Callaghan is also very right on the fact that NZ's isolation does not have to mean much in terms of economic development - we just have to be a little more selective in what we do, and there is of course vast allowance for that. But if we don't create a foundation for business to want to develop in, then we will continue to economically castrate ourselves. Another critical point he made was that the government cannot pick winners. So true. The best that can be done is to simply lay the foundations for business to do as it will and can.


  1. Andrew, I continue to be impressed with your intuition and the research it leads you to do.

    You are SO right about NZ having the advantage of low cost land - IF it chooses to allow its non-rural residents, workforce, and industry to take advantage of this. Running a racket where all urban land is ten times the price it should be, is actually destroying economic competitiveness.
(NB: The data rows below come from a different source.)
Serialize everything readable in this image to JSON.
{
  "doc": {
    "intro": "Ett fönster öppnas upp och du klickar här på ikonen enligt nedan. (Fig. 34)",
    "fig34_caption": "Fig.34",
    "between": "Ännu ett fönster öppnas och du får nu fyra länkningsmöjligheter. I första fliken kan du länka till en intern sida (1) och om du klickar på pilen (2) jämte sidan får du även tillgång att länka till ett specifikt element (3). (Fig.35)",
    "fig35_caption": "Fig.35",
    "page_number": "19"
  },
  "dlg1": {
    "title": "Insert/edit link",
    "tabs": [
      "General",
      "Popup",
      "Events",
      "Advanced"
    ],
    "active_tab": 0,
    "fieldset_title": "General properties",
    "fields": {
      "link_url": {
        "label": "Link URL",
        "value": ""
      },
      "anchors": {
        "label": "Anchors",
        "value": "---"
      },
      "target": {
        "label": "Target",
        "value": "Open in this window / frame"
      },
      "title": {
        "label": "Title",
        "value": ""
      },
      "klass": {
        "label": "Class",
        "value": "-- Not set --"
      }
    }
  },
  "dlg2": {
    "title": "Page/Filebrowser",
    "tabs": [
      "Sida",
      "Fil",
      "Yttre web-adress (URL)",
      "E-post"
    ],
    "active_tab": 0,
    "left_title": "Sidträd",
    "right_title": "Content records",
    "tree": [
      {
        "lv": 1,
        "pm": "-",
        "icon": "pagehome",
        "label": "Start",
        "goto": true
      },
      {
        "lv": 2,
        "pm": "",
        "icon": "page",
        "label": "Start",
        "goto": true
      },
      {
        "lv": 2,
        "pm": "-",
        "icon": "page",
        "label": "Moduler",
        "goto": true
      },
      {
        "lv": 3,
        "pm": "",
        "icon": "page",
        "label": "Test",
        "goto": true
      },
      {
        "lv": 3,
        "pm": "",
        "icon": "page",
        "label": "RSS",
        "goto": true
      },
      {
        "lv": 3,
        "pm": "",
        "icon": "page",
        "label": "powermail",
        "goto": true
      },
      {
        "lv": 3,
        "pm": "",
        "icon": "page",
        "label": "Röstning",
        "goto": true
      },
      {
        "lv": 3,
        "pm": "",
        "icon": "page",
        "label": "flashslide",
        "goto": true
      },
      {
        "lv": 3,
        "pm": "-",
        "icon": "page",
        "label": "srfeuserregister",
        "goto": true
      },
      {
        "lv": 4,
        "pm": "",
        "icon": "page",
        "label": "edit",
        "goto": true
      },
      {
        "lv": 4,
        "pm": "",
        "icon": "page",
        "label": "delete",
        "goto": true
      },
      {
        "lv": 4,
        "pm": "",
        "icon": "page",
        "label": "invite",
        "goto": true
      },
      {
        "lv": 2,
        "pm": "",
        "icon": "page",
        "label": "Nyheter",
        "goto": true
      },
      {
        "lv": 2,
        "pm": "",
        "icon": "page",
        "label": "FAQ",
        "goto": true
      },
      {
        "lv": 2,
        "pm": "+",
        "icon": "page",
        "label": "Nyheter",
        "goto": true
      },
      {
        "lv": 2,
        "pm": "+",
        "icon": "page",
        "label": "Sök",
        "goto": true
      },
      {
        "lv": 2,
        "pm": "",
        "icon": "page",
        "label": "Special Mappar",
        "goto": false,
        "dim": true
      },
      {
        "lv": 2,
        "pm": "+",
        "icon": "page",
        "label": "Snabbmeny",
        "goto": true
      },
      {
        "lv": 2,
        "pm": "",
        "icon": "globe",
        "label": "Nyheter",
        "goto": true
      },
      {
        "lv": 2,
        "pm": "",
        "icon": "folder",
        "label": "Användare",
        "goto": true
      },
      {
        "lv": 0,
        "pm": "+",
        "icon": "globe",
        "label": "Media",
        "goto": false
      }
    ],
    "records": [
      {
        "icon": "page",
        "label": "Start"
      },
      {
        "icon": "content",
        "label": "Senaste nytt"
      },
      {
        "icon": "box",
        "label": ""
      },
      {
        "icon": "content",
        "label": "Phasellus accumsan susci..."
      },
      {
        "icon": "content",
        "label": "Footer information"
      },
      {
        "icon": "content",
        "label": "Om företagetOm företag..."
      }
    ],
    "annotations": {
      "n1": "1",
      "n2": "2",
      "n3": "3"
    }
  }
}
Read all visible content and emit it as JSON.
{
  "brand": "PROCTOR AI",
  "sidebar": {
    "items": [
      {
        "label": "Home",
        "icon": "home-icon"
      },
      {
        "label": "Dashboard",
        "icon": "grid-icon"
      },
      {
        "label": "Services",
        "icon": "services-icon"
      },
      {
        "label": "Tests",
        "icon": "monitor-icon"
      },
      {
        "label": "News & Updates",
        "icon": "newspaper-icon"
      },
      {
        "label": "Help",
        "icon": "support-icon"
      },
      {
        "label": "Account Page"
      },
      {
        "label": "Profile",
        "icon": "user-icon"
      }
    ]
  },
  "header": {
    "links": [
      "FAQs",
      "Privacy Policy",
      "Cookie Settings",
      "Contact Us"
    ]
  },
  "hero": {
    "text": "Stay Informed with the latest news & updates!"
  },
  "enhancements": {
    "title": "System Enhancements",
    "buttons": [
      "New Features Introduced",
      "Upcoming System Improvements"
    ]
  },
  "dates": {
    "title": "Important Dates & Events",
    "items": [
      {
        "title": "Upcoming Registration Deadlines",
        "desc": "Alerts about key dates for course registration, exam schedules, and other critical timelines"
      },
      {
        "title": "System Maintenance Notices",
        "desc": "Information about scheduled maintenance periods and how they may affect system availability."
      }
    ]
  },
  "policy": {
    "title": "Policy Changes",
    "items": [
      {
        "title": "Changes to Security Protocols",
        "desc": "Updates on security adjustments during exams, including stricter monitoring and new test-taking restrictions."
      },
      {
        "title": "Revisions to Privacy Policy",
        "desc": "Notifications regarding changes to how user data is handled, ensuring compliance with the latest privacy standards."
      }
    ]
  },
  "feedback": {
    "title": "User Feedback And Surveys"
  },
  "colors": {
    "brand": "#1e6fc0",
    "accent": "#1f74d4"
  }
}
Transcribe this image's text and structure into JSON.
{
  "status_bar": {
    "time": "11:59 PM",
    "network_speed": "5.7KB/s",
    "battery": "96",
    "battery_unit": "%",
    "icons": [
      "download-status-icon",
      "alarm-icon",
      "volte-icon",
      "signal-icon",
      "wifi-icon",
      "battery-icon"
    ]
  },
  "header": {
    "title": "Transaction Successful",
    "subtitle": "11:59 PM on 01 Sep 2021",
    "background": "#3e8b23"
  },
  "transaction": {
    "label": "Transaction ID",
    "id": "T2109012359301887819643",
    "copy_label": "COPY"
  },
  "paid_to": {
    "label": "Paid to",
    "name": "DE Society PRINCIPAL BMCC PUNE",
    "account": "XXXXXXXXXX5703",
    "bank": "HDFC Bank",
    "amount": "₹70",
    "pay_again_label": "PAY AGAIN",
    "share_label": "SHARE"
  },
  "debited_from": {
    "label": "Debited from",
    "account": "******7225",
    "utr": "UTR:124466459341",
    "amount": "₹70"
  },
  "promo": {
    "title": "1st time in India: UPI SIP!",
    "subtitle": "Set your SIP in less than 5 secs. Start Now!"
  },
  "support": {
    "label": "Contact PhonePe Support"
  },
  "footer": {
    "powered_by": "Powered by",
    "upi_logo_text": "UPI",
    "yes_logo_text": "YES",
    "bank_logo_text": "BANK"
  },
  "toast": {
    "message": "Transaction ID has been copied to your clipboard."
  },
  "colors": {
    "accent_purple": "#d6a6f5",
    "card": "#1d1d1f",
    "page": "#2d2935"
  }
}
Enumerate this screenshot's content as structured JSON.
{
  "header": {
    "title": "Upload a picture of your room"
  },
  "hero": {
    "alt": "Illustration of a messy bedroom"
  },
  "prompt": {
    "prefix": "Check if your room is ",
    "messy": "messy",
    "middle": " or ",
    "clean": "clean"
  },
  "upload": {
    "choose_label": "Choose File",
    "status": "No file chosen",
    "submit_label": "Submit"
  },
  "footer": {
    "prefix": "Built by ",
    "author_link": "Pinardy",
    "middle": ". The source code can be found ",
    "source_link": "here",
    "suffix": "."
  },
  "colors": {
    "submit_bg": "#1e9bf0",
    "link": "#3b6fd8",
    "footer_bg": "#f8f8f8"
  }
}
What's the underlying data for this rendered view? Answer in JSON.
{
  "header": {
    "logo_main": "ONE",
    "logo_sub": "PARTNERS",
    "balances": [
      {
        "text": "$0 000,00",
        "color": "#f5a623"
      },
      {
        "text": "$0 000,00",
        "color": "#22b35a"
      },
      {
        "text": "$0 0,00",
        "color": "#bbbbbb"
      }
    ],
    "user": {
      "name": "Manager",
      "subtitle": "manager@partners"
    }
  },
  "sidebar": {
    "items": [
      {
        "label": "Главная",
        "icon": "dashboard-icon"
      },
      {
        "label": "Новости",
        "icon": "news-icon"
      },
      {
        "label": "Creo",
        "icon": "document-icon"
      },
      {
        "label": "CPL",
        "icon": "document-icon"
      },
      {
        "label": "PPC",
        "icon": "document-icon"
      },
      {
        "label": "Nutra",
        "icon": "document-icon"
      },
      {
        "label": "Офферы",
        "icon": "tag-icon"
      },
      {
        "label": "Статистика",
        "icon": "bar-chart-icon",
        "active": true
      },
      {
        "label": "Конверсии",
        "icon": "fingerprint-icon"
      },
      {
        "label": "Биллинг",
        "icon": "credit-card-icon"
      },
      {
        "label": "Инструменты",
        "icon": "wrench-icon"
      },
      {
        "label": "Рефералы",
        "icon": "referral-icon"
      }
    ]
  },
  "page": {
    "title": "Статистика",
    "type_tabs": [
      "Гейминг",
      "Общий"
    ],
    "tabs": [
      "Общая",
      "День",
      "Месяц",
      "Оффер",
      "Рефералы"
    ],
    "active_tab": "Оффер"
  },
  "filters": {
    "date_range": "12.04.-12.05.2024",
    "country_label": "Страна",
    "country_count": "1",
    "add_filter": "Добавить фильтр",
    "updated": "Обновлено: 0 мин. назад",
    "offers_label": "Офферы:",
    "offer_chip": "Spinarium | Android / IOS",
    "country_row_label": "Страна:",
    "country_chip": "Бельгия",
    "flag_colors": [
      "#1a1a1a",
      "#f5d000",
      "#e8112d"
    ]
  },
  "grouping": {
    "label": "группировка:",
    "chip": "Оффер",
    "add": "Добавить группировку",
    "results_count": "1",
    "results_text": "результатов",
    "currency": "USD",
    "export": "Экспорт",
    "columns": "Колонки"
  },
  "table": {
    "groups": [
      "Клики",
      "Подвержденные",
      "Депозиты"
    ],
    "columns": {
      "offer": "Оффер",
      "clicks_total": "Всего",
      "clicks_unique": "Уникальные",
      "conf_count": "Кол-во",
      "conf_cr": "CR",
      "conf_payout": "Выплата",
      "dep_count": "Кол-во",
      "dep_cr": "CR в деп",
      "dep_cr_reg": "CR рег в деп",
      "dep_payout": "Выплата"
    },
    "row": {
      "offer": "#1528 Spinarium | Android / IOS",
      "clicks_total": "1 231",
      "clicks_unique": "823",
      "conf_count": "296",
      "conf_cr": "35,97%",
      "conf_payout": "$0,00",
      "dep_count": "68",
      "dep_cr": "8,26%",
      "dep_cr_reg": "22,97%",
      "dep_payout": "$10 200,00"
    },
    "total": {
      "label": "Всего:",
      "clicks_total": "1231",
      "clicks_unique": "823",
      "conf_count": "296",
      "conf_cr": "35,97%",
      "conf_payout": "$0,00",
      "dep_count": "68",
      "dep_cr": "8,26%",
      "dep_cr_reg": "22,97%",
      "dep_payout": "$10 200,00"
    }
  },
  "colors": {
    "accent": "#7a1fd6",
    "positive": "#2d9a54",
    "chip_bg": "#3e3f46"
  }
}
It is utterly hypocritical for politicians to claim to care about losing industry to offshore, and claim to care about "inequality"; yet they perpetuate this nonsense.

    The Urban Economics Dept. at the London School of Economics has been producing some amazing studies recently on how the 1947 "Town and Country Planning Act" has destroyed Britain's economic competitiveness, led to a shortage of homes, overcrowding, unsanitary conditions, and inequality (worse than the effect of INCOME disparities themselves).

    NZ deserves an economic "Darwin Award" for going the same way - when we have oodles and oodles of land to burn, and NEED every economic advantage we can get, to overcome the disadvantages of remoteness and low population and nil economies of scale.

  2. Anonymous: Yep, I agree.

    Of all the places on this earth you might justify forced intensification New Zealand isn't it. It is a crazy waste of what this country has to offer. (Not to mention the earthquake risk!)

  3. As I see it, the key to any nation’s best advantage is to ,as much as is possible, become self sufficient. But a small place like NZ could find that tough due to a finite number of resources in things like oil for energy, minerals for metals, etc. But for large countries like the USA, it would be quite easy which makes it more inexcusable that rather than embrace self sufficiency which would eliminate poverty, unemployment and the like, our leaders have elected free trade to eliminate our jobs and security and make us helpless and vulnerable to world ultimately controlled by “mysterious forces” who hide in the shadows and stay out of the media.

  4. Apollo:

    I think self-sustainability is very good practice when it comes to the fundamentals - you don't want to be starving due to another countries sanctions, etc. I agree here.

    New Zealand, per capita, is actually hugely resource rich - in everything!

  5. NZ sounds like a very nice lace to live. Were it possible, I would love to live there. If they got everything, then self sufficiency would be their best bet.

  6. Yep, it really could be a "little utopia". In internationally comparative terms it actually use to be.

    Unfortunately, property prices have been artificially driven up (and other), and its ignoranus propaganda-pumped voters don't know what to vote for, so the country is failing to give its politicians the licence to reform which is what this country needs.

    At the moment New Zealand is a pitiful example of castrated potential.

    But, if you've got relevant skills, or can work online or something, it can still be an excellent option for many people. Especially for those who love "the great outdoors". It goes from sub-tropical to snowy mountains, and it's all just a car-drive away. (god. maybe I should work for a marketing company!)